Postoperative care is individualized and is determined by the physician based on the patient's symptoms, injury pattern, unique patient anatomy, patient medical history, and individual treatment requirements. Not all patients will have the same surgical procedure or timelines for rehabilitation.
- Cavanaugh JT, Killian SE. Rehabilitation following meniscal repair. Curr Rev Musculoskelet Med. 2012;5(1):46-58.
- Brophy RH, Gefen AM, Matava MJ, Write RW, Smith MV. Understanding of Meniscus Injury and expectations of Meniscus Surgery in Patients Presenting for Orthopaedic Care. Arthroscopy. 2015 Dec; 31(12):2295-2300.
- Beamer B, Masoudi A, Walley K, et al. Analysis of a New All-Inside Versus Inside-Out Technique for Repairing Radial Meniscal Tears. Arthroscopy. 2015;31(2):293-8.
- Papalia R, Del Buono A, Osti L, Denaro V, Maffulli N. Meniscectomy as a risk factor for knee osteoarthritis: a systematic review. British Medical Bulletin 2011;99:89-106.
- Chung KS, Ha JK, Yeom CH, et al. Comparison of Clinical and Radiologic Results Between Partial Meniscectomy and Refixation of Medial Meniscus Posterior Root Tears: A Minimum 5-Year Follow-up. Arthroscopy. 2015;31(10):1941-50.
- Beaufils P, Becker R, Kopf S, et. al. Surgical management of degenerative meniscus lesions: the 2016 ESSKA meniscus consensus. Knee Surg Sports Traumatol Arthrosc. 2017 Feb;25(2):335-346. Epub 2017 Feb 16.

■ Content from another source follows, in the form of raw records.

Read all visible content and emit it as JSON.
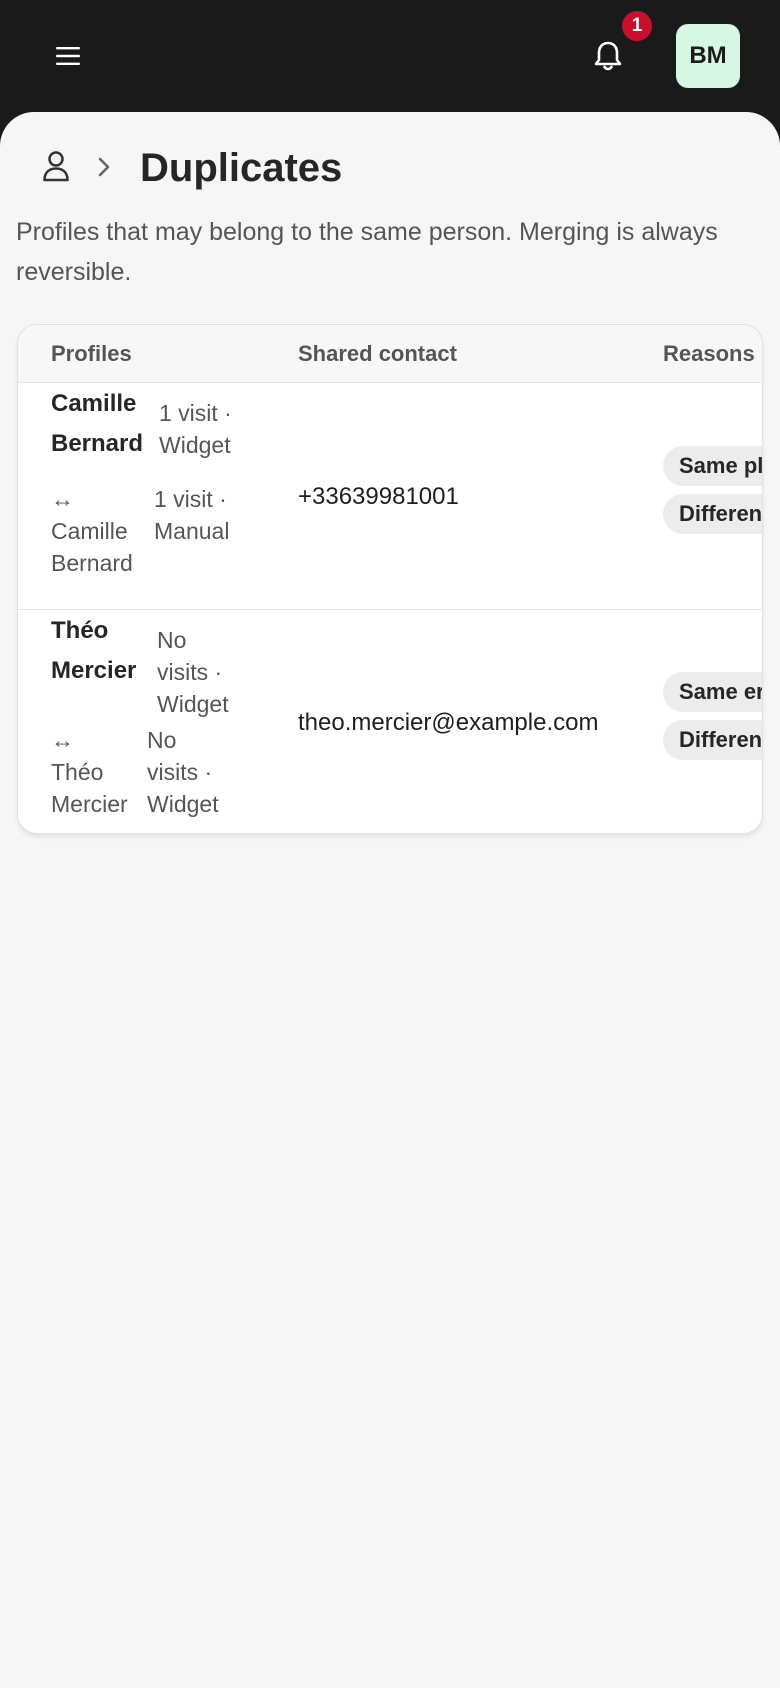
{
  "header": {
    "menu_icon": "hamburger-menu-icon",
    "bell_icon": "bell-icon",
    "notification_count": "1",
    "avatar_initials": "BM",
    "avatar_color": "#d6f7e3",
    "badge_color": "#c8102e"
  },
  "breadcrumb": {
    "root_icon": "person-icon",
    "separator_icon": "chevron-right-icon",
    "title": "Duplicates"
  },
  "description": "Profiles that may belong to the same person. Merging is always reversible.",
  "table": {
    "columns": [
      "Profiles",
      "Shared contact",
      "Reasons"
    ],
    "rows": [
      {
        "primary_name": "Camille Bernard",
        "primary_meta": "1 visit · Widget",
        "arrow": "↔",
        "alt_name": "Camille Bernard",
        "alt_meta": "1 visit · Manual",
        "shared_contact": "+33639981001",
        "reasons": [
          "Same pl",
          "Differen"
        ]
      },
      {
        "primary_name": "Théo Mercier",
        "primary_meta": "No visits · Widget",
        "arrow": "↔",
        "alt_name": "Théo Mercier",
        "alt_meta": "No visits · Widget",
        "shared_contact": "theo.mercier@example.com",
        "reasons": [
          "Same er",
          "Differen"
        ]
      }
    ]
  }
}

- Chahla J, Cinque ME, Godin JA, et.al. Meniscectomy and Resultant Articular Cartilage Lesions of the Knee Among Prospective National Football League Players. AJSM. 2018;46(1):200-207.
- Stein, T., Mehling, A. P., Welsch, F., von Eisenhart-Rothe, R., & Jager, A. (2010). Long-Term Outcome After Arthroscopic Meniscal Repair Versus Arthroscopic Partial Meniscectomy for Traumatic Meniscal Tears. The American Journal of Sports Medicine, 38(8), 1542-1548.
- Noyes F, Barber-Westin S. Arthroscopic Repair of Meniscus Tears Extending Into the Avascular Zone With or Without Anterior Cruciate Ligament Reconstruction in Patients 40 Years of Age and Older. Arthroscopy. 2000;16(8):822-9.